Along with the more visible debris on the side of the road, our waterways were not spared Hurricane Irma’s impacts — strong winds and waves destroyed boats in our sensitive coastal habitats. Boats all over the state were torn from their moorings and tossed far and wide. Many were simply abandoned to become an especially troublesome form of “marine debris.”
Removing these boats, usually referred to as derelict vessels, without causing additional damage takes effort. Luckily, through a collaboration between the Florida Department of Environmental Protection (DEP), the United States Coast Guard, Florida Fish and Wildlife Conservation Commission’s Division of Law Enforcement (FWC) and private contractors, great care is being taken to protect Tampa Bay’s seagrasses, coastal wetlands and waters.

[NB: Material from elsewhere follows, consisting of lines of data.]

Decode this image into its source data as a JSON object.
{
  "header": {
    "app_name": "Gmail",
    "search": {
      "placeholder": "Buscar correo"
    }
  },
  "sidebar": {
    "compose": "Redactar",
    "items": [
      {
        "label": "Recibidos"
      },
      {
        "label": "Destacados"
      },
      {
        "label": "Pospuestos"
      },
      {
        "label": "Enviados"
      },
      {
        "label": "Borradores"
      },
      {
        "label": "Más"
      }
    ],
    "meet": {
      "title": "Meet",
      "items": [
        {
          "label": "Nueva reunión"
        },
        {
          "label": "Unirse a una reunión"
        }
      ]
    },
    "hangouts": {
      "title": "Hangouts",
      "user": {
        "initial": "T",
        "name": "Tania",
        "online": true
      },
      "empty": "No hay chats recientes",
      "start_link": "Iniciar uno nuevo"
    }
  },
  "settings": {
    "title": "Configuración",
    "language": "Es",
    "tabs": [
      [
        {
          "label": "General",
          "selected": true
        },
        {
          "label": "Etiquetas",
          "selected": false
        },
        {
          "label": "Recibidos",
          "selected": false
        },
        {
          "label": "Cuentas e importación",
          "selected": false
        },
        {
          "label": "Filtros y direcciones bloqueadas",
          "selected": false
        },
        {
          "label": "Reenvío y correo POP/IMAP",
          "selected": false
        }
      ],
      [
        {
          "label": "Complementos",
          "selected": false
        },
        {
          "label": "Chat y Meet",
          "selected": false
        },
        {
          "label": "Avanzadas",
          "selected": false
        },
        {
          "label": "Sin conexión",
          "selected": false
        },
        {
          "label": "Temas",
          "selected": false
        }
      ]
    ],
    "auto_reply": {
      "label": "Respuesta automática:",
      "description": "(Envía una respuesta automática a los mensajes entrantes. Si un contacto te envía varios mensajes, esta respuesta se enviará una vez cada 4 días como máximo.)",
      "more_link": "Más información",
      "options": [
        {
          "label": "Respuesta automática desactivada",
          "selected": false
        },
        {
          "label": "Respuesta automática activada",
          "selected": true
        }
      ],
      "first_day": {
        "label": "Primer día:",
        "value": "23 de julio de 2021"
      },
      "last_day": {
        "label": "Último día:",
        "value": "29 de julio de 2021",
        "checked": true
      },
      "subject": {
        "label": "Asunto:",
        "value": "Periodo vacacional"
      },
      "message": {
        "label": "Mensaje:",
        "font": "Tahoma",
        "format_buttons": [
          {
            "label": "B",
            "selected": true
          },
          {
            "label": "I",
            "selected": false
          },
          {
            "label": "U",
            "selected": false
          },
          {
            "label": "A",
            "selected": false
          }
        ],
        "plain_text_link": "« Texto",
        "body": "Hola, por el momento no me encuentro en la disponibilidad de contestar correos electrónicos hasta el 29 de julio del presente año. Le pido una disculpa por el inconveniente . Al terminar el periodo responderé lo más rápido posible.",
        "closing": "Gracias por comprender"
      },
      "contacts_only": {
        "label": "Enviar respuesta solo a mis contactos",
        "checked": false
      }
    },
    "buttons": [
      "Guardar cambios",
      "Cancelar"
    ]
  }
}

Derelict boats are a common issue every year, and there is never enough money to remove them all – and not all of them will be removed as quickly as some people would like. It can be tricky to determine which boats were grounded by Irma, and will likely cause future damage. Some boats were derelict prior to Irma, and are the subject of current litigation, so they could not be removed during the current effort. In Tampa Bay alone, 86 boats were removed and stored in a large yard in Tampa.
Removing these boats is complicated from multiple perspectives – without including the sheer volume of extra boats from the storm. Private ownership issues (and the owner’s responsibility to remove the boat from public waters) as well as the lack of funding for what can be a very expensive process are both difficult issues. Sometimes, simply identifying the responsible owner is a huge obstacle.
These dedicated teams were on the water for 2 to 3 months, including weekends, with the partnerships still going strong and making progress in clearing these boats from the bay and other coastal waters. Tampa Bay was spared the worst. Across the state, approximately 2,600 boats were displaced due to the hurricane, the Keys being the most impacted by having approximately 1,600 displaced boats. These numbers are preliminary, as efforts are still ongoing.
Each entity plays a critical role in the process of removing derelict boats, usually referred to as derelict vessels. The Coast Guard coordinates and oversees the private contractors. DEP ensures impacts to natural resources are avoided during removal. FWC identifies derelict boats and monitors compliance with regulations governing removal. The private contractors play the most visible role, bringing in barges with cranes to remove the boats. Even though each entity plays a different role, the collaboration is proving effective.
Many of the private contractors that are working to remove these storm-related derelict boats are fishermen themselves, who come from around the country and understand the need to avoid damaging productive fish habitat, including important benthic (bottom) habitats with active invertebrate colonies, seagrasses and coastal wetlands.